In today’s optical networks, signal processing is performed with high-speed electrical circuits, which are usually limited to speeds below 40 Gb/s. At higher speeds, the electrical components become prohibitively costly and complicated. One solution to this problem is to perform the signal processing in the optical domain, using ultrafast nonlinear optical effects.

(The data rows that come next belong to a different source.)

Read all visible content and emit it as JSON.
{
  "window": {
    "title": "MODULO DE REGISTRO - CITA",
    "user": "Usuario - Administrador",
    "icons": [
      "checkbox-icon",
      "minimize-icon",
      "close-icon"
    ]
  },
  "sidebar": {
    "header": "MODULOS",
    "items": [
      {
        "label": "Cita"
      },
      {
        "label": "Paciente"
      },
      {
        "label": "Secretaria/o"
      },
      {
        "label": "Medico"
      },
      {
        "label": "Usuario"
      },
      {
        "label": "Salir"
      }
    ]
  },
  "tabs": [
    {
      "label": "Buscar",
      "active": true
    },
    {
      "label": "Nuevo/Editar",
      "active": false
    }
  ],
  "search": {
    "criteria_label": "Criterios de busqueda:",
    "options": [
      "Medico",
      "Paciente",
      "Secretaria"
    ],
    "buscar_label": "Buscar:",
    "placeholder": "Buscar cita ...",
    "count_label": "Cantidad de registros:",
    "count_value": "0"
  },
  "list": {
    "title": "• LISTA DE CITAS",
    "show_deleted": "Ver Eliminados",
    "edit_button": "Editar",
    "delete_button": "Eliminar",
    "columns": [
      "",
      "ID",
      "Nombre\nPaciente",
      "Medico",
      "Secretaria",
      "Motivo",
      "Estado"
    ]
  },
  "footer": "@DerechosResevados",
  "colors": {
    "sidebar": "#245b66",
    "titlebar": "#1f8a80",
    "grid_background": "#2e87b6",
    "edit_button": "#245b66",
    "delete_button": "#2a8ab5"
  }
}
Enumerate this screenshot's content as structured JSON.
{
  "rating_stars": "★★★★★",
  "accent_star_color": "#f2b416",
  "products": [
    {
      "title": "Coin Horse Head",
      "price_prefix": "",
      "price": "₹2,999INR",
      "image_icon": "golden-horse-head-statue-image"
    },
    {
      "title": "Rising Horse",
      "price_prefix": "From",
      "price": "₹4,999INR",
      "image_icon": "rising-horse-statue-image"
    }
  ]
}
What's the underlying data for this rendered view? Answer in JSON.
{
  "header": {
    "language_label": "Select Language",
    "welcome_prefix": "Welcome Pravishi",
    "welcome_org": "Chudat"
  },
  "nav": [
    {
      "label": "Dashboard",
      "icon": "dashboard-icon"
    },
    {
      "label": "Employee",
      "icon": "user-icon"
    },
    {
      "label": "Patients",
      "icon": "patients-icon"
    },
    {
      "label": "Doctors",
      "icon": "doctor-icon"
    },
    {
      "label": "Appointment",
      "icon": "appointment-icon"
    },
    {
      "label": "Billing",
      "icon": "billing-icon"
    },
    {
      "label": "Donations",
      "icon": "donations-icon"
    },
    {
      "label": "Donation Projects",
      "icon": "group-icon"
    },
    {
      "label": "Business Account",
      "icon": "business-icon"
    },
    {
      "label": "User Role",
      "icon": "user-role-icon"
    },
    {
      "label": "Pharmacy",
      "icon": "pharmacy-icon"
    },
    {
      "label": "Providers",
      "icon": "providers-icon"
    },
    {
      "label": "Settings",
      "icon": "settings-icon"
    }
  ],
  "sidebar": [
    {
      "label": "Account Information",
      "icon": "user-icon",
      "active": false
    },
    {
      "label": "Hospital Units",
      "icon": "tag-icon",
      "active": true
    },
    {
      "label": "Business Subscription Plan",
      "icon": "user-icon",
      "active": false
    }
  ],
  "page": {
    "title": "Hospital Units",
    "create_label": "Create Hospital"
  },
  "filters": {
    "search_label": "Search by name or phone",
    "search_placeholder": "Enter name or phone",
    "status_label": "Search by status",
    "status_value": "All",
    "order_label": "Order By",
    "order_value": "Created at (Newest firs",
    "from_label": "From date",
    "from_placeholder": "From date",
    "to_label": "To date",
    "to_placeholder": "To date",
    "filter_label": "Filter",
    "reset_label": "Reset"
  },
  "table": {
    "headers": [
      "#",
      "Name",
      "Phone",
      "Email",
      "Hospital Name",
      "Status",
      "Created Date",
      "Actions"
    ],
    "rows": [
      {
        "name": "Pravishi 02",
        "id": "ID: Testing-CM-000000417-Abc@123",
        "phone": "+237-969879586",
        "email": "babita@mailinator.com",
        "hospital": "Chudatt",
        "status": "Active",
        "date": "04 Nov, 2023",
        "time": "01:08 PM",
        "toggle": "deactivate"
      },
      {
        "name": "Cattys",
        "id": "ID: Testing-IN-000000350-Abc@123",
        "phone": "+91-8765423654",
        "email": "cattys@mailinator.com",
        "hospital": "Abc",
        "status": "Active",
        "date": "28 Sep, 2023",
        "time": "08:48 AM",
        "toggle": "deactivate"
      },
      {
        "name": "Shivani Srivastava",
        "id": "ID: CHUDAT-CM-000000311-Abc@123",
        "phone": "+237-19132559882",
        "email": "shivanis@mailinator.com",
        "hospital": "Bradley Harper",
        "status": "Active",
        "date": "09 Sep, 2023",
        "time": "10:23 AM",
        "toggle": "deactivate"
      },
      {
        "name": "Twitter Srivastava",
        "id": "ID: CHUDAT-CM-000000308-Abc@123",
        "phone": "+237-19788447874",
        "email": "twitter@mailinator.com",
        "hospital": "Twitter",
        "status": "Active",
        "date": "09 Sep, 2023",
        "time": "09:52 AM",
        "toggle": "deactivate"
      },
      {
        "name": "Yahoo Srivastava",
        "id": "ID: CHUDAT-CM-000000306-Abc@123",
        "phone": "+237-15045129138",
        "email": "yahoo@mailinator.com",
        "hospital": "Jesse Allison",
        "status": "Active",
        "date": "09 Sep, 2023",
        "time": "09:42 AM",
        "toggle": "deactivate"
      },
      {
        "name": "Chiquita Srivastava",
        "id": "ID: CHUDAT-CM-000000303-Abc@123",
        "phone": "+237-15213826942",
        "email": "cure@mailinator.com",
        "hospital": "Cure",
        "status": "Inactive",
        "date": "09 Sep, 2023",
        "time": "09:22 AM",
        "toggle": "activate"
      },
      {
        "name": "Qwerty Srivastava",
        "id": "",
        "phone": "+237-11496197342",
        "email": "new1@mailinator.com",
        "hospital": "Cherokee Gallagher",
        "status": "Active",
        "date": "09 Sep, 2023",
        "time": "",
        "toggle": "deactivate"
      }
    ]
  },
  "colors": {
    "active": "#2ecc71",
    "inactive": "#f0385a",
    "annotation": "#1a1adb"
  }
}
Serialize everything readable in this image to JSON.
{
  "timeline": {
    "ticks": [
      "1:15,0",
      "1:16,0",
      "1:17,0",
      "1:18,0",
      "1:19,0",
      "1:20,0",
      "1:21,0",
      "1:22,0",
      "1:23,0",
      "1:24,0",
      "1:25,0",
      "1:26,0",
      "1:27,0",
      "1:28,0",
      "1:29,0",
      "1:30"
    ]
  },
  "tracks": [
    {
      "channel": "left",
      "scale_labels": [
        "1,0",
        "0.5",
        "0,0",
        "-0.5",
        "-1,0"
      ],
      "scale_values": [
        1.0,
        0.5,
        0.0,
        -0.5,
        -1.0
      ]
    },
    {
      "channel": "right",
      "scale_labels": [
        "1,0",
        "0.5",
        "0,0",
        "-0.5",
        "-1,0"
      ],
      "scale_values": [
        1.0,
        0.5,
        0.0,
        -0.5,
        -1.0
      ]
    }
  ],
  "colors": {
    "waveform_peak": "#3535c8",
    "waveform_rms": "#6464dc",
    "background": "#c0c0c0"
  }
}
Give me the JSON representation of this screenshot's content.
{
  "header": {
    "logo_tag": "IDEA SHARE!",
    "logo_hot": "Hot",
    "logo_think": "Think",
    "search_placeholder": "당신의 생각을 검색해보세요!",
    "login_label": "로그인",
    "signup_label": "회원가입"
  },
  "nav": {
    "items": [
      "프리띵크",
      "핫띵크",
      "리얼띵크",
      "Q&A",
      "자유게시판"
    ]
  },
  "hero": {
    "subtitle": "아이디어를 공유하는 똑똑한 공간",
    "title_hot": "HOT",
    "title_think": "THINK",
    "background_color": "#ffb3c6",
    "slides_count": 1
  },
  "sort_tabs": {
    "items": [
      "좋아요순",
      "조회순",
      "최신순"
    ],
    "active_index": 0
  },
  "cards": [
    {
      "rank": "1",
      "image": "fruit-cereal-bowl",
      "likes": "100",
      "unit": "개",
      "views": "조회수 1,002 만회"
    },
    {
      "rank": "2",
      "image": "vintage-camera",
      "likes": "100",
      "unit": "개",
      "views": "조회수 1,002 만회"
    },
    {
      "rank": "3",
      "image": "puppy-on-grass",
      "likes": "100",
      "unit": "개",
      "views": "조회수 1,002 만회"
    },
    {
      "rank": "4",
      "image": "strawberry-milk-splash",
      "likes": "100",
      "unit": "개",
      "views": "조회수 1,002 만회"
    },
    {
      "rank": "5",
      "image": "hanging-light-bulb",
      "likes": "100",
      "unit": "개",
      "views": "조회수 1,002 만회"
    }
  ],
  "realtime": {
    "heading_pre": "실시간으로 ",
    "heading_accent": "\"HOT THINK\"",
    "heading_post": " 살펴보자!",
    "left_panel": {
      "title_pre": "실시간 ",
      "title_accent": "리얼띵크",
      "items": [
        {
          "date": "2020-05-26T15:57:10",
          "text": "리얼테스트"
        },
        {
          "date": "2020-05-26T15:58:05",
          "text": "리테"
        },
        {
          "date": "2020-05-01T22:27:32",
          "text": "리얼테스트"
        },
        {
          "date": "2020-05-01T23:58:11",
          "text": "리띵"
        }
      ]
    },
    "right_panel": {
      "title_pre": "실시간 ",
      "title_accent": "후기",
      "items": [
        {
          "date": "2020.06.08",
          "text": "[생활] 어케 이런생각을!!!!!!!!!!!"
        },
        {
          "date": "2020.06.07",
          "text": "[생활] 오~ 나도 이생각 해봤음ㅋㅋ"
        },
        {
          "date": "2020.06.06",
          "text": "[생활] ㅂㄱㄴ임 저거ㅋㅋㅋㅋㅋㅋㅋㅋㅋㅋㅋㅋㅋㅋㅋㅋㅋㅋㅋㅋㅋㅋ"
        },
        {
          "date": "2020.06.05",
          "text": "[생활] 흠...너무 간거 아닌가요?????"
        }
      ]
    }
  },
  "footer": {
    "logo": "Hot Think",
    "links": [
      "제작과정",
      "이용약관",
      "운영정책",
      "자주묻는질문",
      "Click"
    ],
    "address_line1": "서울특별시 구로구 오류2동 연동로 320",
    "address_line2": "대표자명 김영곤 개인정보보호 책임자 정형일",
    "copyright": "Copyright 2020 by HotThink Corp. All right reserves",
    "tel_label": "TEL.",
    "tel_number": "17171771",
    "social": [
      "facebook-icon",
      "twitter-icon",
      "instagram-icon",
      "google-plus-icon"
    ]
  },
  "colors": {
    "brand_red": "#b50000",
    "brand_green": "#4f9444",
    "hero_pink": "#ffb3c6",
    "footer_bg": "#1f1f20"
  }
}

While many nonlinear effects have been exploited for optical signal processing, most have the disadvantage that they depend on the incoming polarization state, which cannot be easily controlled or predicted in fiber-optic networks. This polarization dependence is a major obstacle that stands in the way of replacing electronic signal processing with optical processing. In this talk, I will discuss ongoing research to develop polarization insensitive nonlinear optical processing techniques for use in high-speed networks. I will address two key components of a high-speed optical receiver: optical clock recovery and optical switching. We have devised a new polarization-independent 80 Gb/s optical clock recovery system that uses two-photon absorption in an inexpensive silicon photodiode. I will also describe a new method for polarization independent optical switching at speeds up to 160 Gb/s using cross-phase modulation in highly nonlinear optical fibers. Together, these components could form the basis for a new, high-speed polarization independent optical receiver.
Thomas Murphy studied physics and electrical engineering at Rice University, graduating with joint degrees in 1994. He then joined the NanoStructures Laboratory at MIT, where he pursued research in integrated optics and nanotechnology. He completed his M.S. degree in 1997 and his Ph.D. in 2000, both in Electrical Engineering. In 2000, he joined MIT Lincoln Laboratory as a staff member in the Optical Communications Technology Group where he studied ultrafast optical communications systems. In August 2002, he joined the faculty at the University of Maryland, College Park as an assistant professor in the Department of Electrical and Computer Engineering. Thomas is a member of the Optical Society of America, the IEEE, Tau Beta Pi, and Sigma Xi, and a recent recipient of the NSF CAREER award. His research interests include optical communications, short-pulse phenomena, numerical simulation, optical pulse propagation, nanotechnology, terahertz and microwave photonics, and integrated optics.
This Event is For: Clark School